«Variante entre cirujanos en la planificación asistida por ordenador de la reconstrucción del ligamento anterior cruzada.»
Niels W.L. Schep M.D., Ph.D.a, Michel H.J. Stavenuiter M.D.b, Carel H. Diekerhof M.D.b, Eric P. Martens Ph.D.c, Col. Michiel van Haeff M.D.b, Ivo A.M.J. Broeders M.D., Ph.D.a and Daniël B.F. Saris M.D., Ph.D.b, ,
aDepartment of Surgery, University Medical Center bDepartmen Orthopaedic Surgery, University Medical Center cCenter for Biostatistics, The University of Utrecht, Utrecht, The Netherlands
Purpose: To test the hypothesis that computer-controlled virtual planning will prohibit tunnel malpositioning and minimize variance in tunnel placement in anterior cruciate ligament (ACL) reconstruction, thereby providing us with a more accurate and reproducible procedure. Type of Study: In vitro cadaver study.
Methods: Three orthopaedic surgeons with different levels of experience in ACL reconstruction were asked to position tunnel placement K-wires in a predefined optimal position using both computer-assisted surgery (CAS) and conventional techniques in 12 fresh-frozen cadaver knees. Virtual cylindrical 8-mm grafts were virtualized as the computer system outlined an impingement area and visualized graft elongation. CAS positioning and conventional techniques were compared between surgeons and correlated to experience level.
Results: The difference in virtual planning was 5.02 mm (SD, 2.40; range, 1.77 to 9.64 mm) between the tibial tunnels and 4.61 mm (SD, 2.13; range, 2.06 to 8.42 mm) between the femoral tunnels. The mean difference between the CAS and conventional procedures was 6.20 mm (SD, 2.49; range, 3.00 to 10.39 mm) for the femoral tunnel and 6.46 mm (SD, 2.27; range, 2.65 to 10.47 mm) for the tibia tunnel. The 2 less-experienced surgeons were responsible for 3 cases of impingement when using a conventional procedure. No elongation or impingement was seen when using CAS.
Conclusions: This cadaver study shows that computer assisted planning may reduce intersurgical variance.
Clinical Relevance: Computer navigation and virtual ligament reconstruction constitute a good arthroscopic surgery teaching tool.
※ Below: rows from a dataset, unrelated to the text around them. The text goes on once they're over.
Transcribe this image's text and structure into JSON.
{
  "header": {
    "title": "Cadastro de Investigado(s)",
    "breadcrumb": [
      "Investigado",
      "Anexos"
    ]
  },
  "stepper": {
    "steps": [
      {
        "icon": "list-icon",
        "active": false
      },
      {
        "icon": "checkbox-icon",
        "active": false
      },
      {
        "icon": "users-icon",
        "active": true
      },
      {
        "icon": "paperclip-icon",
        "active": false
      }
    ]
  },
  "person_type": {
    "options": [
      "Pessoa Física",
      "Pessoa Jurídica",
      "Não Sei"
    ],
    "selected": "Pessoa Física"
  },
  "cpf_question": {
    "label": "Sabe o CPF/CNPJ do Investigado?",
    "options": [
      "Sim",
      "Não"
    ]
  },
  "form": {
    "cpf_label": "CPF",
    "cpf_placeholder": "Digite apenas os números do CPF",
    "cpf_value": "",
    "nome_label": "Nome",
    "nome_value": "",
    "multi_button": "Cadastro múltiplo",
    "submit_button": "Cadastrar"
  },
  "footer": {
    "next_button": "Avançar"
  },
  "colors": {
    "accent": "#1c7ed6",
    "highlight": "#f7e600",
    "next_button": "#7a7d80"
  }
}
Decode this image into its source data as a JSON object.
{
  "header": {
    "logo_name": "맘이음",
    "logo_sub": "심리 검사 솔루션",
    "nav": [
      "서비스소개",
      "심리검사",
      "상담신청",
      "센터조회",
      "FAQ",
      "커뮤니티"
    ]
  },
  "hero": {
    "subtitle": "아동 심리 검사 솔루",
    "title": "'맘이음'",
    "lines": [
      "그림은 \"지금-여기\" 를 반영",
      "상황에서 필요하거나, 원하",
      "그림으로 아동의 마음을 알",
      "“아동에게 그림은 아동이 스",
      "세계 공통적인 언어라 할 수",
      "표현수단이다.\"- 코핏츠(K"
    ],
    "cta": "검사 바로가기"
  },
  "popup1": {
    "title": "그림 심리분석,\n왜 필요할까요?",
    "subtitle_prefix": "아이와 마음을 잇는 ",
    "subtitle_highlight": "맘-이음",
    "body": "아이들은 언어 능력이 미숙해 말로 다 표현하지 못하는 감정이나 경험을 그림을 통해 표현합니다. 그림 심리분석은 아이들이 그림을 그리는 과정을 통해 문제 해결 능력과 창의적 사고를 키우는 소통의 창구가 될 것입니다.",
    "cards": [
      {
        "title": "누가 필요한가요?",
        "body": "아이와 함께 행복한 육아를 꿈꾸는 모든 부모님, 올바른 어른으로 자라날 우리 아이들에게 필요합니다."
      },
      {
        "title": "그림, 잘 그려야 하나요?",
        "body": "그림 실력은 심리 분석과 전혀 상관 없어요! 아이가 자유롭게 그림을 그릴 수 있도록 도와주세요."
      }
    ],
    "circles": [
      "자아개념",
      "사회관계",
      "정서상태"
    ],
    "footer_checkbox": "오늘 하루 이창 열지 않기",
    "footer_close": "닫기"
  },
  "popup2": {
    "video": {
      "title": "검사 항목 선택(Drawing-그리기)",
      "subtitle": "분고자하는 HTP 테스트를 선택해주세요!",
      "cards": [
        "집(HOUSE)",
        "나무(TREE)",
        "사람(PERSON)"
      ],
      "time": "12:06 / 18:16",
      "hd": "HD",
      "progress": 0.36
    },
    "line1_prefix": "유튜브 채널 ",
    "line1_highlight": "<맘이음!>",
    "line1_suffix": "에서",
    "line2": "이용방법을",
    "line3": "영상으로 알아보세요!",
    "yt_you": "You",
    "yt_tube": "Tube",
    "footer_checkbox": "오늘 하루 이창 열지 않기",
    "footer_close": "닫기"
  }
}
This technique enables residents and less experienced surgeons to control positioning and limit complications caused by tunnel misplacement.
Arthroscopy: The Journal of Arthroscopic & Related Surgery Volume 21, Issue 8 , August 2005, Pages 942-947.